→ **Exercise brief**
Scan the records for "state". Show the matching lines.

→ **Provided information**
----------------------------------------
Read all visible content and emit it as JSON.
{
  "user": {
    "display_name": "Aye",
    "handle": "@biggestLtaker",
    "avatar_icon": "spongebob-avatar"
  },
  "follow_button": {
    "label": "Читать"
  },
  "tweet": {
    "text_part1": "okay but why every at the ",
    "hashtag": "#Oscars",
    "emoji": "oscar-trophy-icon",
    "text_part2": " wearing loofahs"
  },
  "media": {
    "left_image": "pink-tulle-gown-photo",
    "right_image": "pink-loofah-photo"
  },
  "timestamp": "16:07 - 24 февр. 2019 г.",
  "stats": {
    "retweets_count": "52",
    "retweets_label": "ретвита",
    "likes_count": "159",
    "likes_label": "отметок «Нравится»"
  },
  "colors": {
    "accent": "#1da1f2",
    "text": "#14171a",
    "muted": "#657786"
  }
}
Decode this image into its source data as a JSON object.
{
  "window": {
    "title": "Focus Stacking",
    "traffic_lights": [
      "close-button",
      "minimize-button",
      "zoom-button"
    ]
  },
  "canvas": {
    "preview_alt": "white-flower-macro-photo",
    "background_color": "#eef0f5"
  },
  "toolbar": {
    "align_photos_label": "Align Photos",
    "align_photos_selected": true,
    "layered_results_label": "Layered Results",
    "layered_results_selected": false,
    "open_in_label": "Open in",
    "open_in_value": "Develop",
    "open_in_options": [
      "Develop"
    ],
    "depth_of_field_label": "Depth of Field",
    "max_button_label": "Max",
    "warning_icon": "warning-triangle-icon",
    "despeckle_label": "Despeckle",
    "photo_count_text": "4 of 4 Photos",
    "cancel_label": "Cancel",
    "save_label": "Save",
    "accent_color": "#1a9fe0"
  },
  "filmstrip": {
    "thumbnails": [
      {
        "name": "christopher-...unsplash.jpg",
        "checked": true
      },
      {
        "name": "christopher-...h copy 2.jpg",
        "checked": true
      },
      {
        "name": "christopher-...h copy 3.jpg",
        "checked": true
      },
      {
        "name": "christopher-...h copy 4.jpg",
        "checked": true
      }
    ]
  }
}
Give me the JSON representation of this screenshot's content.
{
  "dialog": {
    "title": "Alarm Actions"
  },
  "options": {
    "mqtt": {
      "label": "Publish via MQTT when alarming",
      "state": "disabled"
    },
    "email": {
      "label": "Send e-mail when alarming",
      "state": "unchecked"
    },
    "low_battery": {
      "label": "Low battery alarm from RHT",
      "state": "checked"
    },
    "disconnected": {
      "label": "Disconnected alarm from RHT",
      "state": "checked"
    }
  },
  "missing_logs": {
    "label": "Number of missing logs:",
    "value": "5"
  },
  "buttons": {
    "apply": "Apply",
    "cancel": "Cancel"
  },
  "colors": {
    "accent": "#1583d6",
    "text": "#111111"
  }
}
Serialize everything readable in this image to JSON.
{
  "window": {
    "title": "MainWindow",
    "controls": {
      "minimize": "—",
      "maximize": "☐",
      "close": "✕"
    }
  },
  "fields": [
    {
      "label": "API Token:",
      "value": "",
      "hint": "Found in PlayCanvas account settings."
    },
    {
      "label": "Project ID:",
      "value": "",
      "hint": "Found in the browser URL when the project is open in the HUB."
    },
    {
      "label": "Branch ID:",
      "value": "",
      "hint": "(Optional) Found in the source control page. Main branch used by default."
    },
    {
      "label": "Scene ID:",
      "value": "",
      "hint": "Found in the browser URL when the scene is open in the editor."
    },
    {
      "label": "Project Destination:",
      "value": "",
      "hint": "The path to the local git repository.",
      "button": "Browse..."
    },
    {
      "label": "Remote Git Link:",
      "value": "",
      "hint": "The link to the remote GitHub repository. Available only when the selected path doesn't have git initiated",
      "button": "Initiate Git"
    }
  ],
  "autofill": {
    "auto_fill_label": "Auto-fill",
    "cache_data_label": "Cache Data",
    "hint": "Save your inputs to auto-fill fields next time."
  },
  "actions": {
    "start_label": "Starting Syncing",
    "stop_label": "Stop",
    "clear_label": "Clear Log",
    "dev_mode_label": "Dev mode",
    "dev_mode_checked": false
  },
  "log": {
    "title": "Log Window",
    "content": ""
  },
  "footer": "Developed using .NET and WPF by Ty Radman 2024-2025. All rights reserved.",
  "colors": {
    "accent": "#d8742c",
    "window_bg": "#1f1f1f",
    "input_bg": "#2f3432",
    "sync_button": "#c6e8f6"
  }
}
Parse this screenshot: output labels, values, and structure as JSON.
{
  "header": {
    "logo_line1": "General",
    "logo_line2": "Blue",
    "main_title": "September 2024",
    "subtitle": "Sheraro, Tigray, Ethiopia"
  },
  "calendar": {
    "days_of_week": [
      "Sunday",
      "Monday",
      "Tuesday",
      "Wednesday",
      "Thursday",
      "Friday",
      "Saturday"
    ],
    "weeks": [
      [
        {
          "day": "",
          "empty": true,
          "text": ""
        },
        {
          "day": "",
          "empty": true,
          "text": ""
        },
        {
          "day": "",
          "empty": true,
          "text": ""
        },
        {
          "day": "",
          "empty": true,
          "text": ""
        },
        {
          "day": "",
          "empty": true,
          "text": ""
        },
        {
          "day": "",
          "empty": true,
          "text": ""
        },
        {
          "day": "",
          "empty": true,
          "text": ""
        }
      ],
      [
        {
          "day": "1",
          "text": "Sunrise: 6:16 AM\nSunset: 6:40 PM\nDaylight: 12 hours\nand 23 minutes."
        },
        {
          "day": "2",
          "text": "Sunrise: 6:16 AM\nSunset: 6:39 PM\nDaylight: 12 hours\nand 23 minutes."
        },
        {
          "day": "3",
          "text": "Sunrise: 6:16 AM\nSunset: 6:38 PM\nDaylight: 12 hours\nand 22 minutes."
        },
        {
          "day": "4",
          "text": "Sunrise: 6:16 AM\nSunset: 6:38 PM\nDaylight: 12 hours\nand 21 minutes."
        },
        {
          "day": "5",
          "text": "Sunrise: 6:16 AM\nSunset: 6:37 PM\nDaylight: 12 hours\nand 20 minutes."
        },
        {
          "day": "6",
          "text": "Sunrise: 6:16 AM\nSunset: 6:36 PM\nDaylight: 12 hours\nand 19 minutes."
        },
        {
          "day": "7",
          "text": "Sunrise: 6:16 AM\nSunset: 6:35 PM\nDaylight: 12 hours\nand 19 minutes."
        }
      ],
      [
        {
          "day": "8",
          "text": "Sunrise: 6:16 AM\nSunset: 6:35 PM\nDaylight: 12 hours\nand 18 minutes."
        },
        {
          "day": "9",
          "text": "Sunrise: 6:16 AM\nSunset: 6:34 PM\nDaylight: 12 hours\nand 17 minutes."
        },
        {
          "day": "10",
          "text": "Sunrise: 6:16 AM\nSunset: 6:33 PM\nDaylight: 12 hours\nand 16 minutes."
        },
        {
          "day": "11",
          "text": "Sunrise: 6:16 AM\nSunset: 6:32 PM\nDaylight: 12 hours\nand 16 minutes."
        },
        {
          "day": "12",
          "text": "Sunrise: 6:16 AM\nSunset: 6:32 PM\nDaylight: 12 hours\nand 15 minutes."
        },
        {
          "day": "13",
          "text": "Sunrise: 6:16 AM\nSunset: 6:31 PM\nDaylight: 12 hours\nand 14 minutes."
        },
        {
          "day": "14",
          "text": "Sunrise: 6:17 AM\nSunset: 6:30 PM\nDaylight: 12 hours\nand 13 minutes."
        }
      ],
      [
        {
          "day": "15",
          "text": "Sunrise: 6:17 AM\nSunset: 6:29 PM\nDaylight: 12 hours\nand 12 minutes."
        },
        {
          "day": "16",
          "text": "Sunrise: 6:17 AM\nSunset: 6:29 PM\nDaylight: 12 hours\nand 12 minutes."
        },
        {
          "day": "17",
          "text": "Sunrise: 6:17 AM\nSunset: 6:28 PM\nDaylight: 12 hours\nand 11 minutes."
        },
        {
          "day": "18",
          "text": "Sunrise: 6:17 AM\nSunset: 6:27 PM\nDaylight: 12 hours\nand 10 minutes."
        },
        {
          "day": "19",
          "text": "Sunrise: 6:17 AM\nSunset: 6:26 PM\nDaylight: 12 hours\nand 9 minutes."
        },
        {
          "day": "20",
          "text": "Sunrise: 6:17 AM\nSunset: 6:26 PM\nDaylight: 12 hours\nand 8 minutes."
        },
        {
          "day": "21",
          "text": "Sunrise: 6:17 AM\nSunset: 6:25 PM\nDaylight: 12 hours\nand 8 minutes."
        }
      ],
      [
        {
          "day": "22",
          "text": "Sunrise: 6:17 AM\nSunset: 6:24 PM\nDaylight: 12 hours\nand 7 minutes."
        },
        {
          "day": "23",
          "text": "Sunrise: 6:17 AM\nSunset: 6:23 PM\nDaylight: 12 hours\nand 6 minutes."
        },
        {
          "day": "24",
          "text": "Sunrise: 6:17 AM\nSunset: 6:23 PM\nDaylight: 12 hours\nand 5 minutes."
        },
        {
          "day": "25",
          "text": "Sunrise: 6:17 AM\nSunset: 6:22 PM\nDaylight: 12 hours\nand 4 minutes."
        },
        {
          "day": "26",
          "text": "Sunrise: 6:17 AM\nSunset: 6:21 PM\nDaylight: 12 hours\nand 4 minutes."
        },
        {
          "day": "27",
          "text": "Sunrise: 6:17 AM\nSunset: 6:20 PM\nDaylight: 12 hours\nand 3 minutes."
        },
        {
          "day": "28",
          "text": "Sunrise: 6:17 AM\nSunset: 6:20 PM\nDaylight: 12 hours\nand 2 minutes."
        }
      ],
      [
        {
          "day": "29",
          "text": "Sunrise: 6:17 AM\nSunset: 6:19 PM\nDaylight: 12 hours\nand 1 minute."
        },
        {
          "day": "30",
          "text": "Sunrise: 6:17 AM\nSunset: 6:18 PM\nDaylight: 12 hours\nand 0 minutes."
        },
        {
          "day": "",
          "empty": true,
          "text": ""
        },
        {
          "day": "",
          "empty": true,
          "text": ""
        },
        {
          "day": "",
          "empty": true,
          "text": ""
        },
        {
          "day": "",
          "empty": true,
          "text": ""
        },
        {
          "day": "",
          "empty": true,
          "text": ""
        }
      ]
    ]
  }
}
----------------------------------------
→ **Task output**
      "state": "disabled"
      "state": "unchecked"
      "state": "checked"
      "state": "checked"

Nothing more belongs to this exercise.